Carroll County Public Schools is the only district in the Baltimore region that started the school year without a mask mandate. A General Assembly committee will vote Tuesday whether to approve a Maryland Board of Education decision to mandate masks.
Maureen Aversa of Manchester said she also didn’t want her kids to attend school Wednesday. But she cannot teach her child, who attends the Carroll County Career Technology Center, engineering at home.
When it comes to supporting DEI, Amy Parker of Eldersburg said she was “alarmed” by comments made by parents who wore shirts that said “equality not equity” as well as the recent vote by the board to keep classrooms politically neutral despite current policy in place that states that employees cannot engage in political activity while on the job.

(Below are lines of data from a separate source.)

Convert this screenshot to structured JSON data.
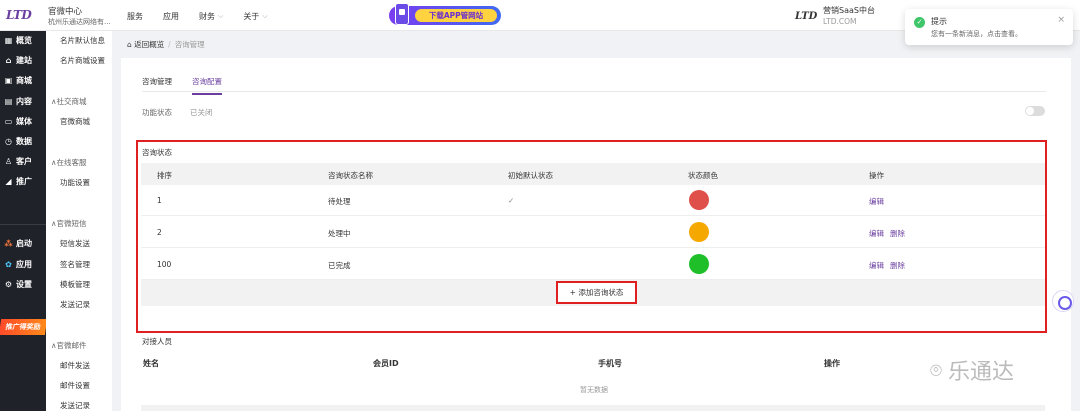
{
  "header": {
    "logo": "LTD",
    "brand_title": "官微中心",
    "brand_sub": "杭州乐通达网络有...",
    "nav": [
      {
        "label": "服务"
      },
      {
        "label": "应用"
      },
      {
        "label": "财务"
      },
      {
        "label": "关于"
      }
    ],
    "banner_text": "下载APP管网站",
    "right_logo": "LTD",
    "saas_title": "营销SaaS中台",
    "saas_sub": "LTD.COM"
  },
  "notification": {
    "title": "提示",
    "message": "您有一条新消息，点击查看。"
  },
  "sidebar": {
    "items": [
      {
        "label": "概览",
        "icon": "grid-icon"
      },
      {
        "label": "建站",
        "icon": "home-icon"
      },
      {
        "label": "商城",
        "icon": "shop-icon"
      },
      {
        "label": "内容",
        "icon": "document-icon"
      },
      {
        "label": "媒体",
        "icon": "media-icon"
      },
      {
        "label": "数据",
        "icon": "clock-icon"
      },
      {
        "label": "客户",
        "icon": "user-icon"
      },
      {
        "label": "推广",
        "icon": "promote-icon"
      }
    ],
    "bottom": [
      {
        "label": "启动",
        "icon": "launch-icon"
      },
      {
        "label": "应用",
        "icon": "apps-icon"
      },
      {
        "label": "设置",
        "icon": "gear-icon"
      }
    ],
    "promo": "推广得奖励"
  },
  "subsidebar": {
    "items_top": [
      "名片默认信息",
      "名片商城设置"
    ],
    "group1": "社交商城",
    "group1_items": [
      "官微商城"
    ],
    "group2": "在线客服",
    "group2_items": [
      "功能设置"
    ],
    "group3": "官微短信",
    "group3_items": [
      "短信发送",
      "签名管理",
      "模板管理",
      "发送记录"
    ],
    "group4": "官微邮件",
    "group4_items": [
      "邮件发送",
      "邮件设置",
      "发送记录"
    ]
  },
  "breadcrumb": {
    "back": "返回概览",
    "current": "咨询管理"
  },
  "tabs": [
    {
      "label": "咨询管理"
    },
    {
      "label": "咨询配置"
    }
  ],
  "function": {
    "label": "功能状态",
    "value": "已关闭"
  },
  "status_section": {
    "title": "咨询状态",
    "headers": [
      "排序",
      "咨询状态名称",
      "初始默认状态",
      "状态颜色",
      "操作"
    ],
    "rows": [
      {
        "order": "1",
        "name": "待处理",
        "default": "✓",
        "color": "#e0504a",
        "actions": [
          "编辑"
        ]
      },
      {
        "order": "2",
        "name": "处理中",
        "default": "",
        "color": "#f5a800",
        "actions": [
          "编辑",
          "删除"
        ]
      },
      {
        "order": "100",
        "name": "已完成",
        "default": "",
        "color": "#1fbf2a",
        "actions": [
          "编辑",
          "删除"
        ]
      }
    ],
    "add_button": "+ 添加咨询状态"
  },
  "contact_section": {
    "title": "对接人员",
    "headers": [
      "姓名",
      "会员ID",
      "手机号",
      "操作"
    ],
    "empty_text": "暂无数据"
  },
  "watermark": "乐通达"
}
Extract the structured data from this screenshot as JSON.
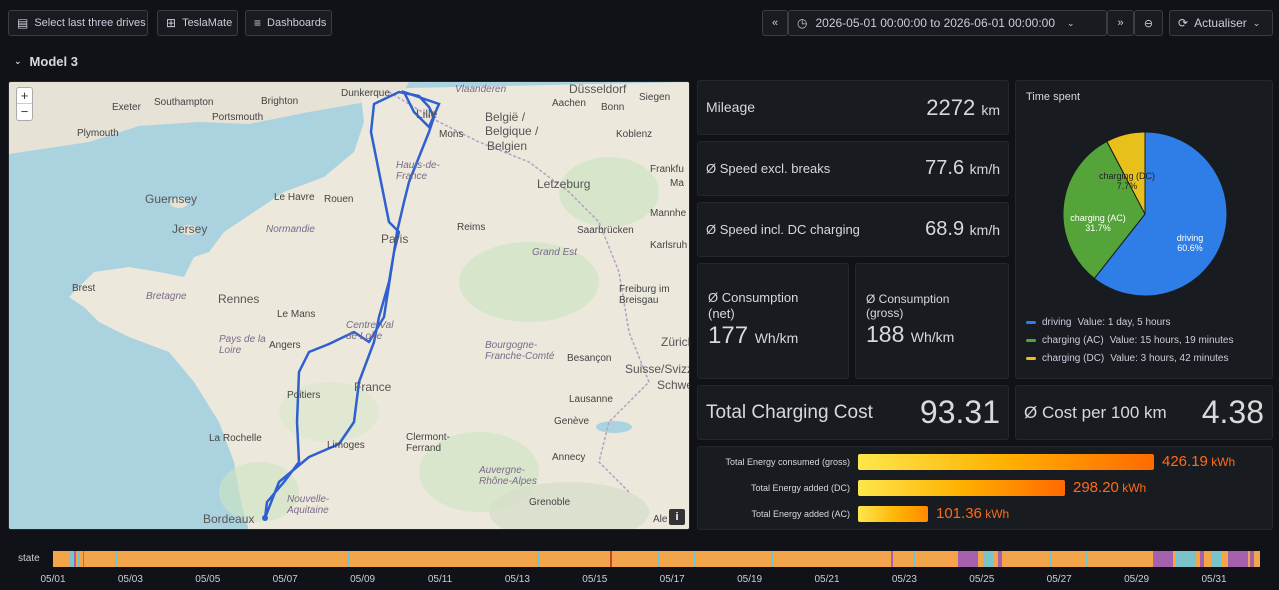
{
  "toolbar": {
    "select_drives_label": "Select last three drives",
    "teslamate_label": "TeslaMate",
    "dashboards_label": "Dashboards",
    "time_range": "2026-05-01 00:00:00 to 2026-06-01 00:00:00",
    "refresh_label": "Actualiser"
  },
  "row_title": "Model 3",
  "map": {
    "zoom_in": "+",
    "zoom_out": "−",
    "info": "i",
    "labels": [
      "Exeter",
      "Southampton",
      "Brighton",
      "Plymouth",
      "Portsmouth",
      "Dunkerque",
      "Vlaanderen",
      "Düsseldorf",
      "Aachen",
      "Bonn",
      "Siegen",
      "Lille",
      "Mons",
      "België /",
      "Belgique /",
      "Belgien",
      "Koblenz",
      "Frankfu",
      "Ma",
      "Guernsey",
      "Jersey",
      "Le Havre",
      "Rouen",
      "Normandie",
      "Hauts-de-France",
      "Letzeburg",
      "Mannhe",
      "Saarbrücken",
      "Karlsruh",
      "Reims",
      "Paris",
      "Grand Est",
      "Brest",
      "Bretagne",
      "Rennes",
      "Le Mans",
      "Freiburg im Breisgau",
      "Zürich",
      "Angers",
      "Pays de la Loire",
      "Centre-Val de Loire",
      "Bourgogne-Franche-Comté",
      "Besançon",
      "Suisse/Svizz",
      "Schwei",
      "France",
      "Lausanne",
      "Poitiers",
      "Genève",
      "La Rochelle",
      "Limoges",
      "Clermont-Ferrand",
      "Annecy",
      "Auvergne-Rhône-Alpes",
      "Grenoble",
      "Nouvelle-Aquitaine",
      "Bordeaux",
      "Ale"
    ]
  },
  "stats": {
    "mileage": {
      "label": "Mileage",
      "value": "2272",
      "unit": "km"
    },
    "speed_excl": {
      "label": "Ø Speed excl. breaks",
      "value": "77.6",
      "unit": "km/h"
    },
    "speed_incl": {
      "label": "Ø Speed incl. DC charging",
      "value": "68.9",
      "unit": "km/h"
    },
    "cons_net": {
      "label_1": "Ø Consumption",
      "label_2": "(net)",
      "value": "177",
      "unit": "Wh/km"
    },
    "cons_gross": {
      "label_1": "Ø Consumption",
      "label_2": "(gross)",
      "value": "188",
      "unit": "Wh/km"
    },
    "total_cost": {
      "label": "Total Charging Cost",
      "value": "93.31"
    },
    "cost_100": {
      "label": "Ø Cost per 100 km",
      "value": "4.38"
    }
  },
  "time_spent": {
    "title": "Time spent",
    "slice_labels": {
      "driving": "driving",
      "driving_pct": "60.6%",
      "ac": "charging (AC)",
      "ac_pct": "31.7%",
      "dc": "charging (DC)",
      "dc_pct": "7.7%"
    },
    "legend": [
      {
        "name": "driving",
        "text": "Value: 1 day, 5 hours"
      },
      {
        "name": "charging (AC)",
        "text": "Value: 15 hours, 19 minutes"
      },
      {
        "name": "charging (DC)",
        "text": "Value: 3 hours, 42 minutes"
      }
    ],
    "colors": {
      "driving": "#2f7de6",
      "ac": "#54a43a",
      "dc": "#e8c01b"
    }
  },
  "chart_data": {
    "type": "pie",
    "title": "Time spent",
    "categories": [
      "driving",
      "charging (AC)",
      "charging (DC)"
    ],
    "values": [
      60.6,
      31.7,
      7.7
    ]
  },
  "energy": {
    "rows": [
      {
        "label": "Total Energy consumed (gross)",
        "value": "426.19",
        "unit": "kWh",
        "amount": 426.19
      },
      {
        "label": "Total Energy added (DC)",
        "value": "298.20",
        "unit": "kWh",
        "amount": 298.2
      },
      {
        "label": "Total Energy added (AC)",
        "value": "101.36",
        "unit": "kWh",
        "amount": 101.36
      }
    ]
  },
  "state": {
    "label": "state",
    "ticks": [
      "05/01",
      "05/03",
      "05/05",
      "05/07",
      "05/09",
      "05/11",
      "05/13",
      "05/15",
      "05/17",
      "05/19",
      "05/21",
      "05/23",
      "05/25",
      "05/27",
      "05/29",
      "05/31"
    ]
  }
}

She later read a letter during public comment that called the board to implement four action items: correcting misinformation made by parents during meetings and providing educational resources to parents about why DEI is important; prioritizing hiring more staff in the equity office; producing policy that allows teachers to discuss “controversial issues” that include “omitted historical events especially those of under represented people”; and declaring itself pro-diversity, equity and inclusion, as well as including an action plan for racial incidents.
As parents in green spoke during public comment, other green shirt wearers stood up and clapped afterward. Those in the white “equality not equity” shirts did the same after parents in white spoke. Some of the comments from those wearing the white shirts, or from those who received applause from parents in those shirts, included calling critical race theory “racist,” accusing teachers of sneaking the theory into curriculum and saying equity and diversity cannot coexist.
Regarding masks, those in the white shirts thanked the board for not following the mandate, spoke about the challenges their kids have with masks, and said masks would not prevent the spread of COVID.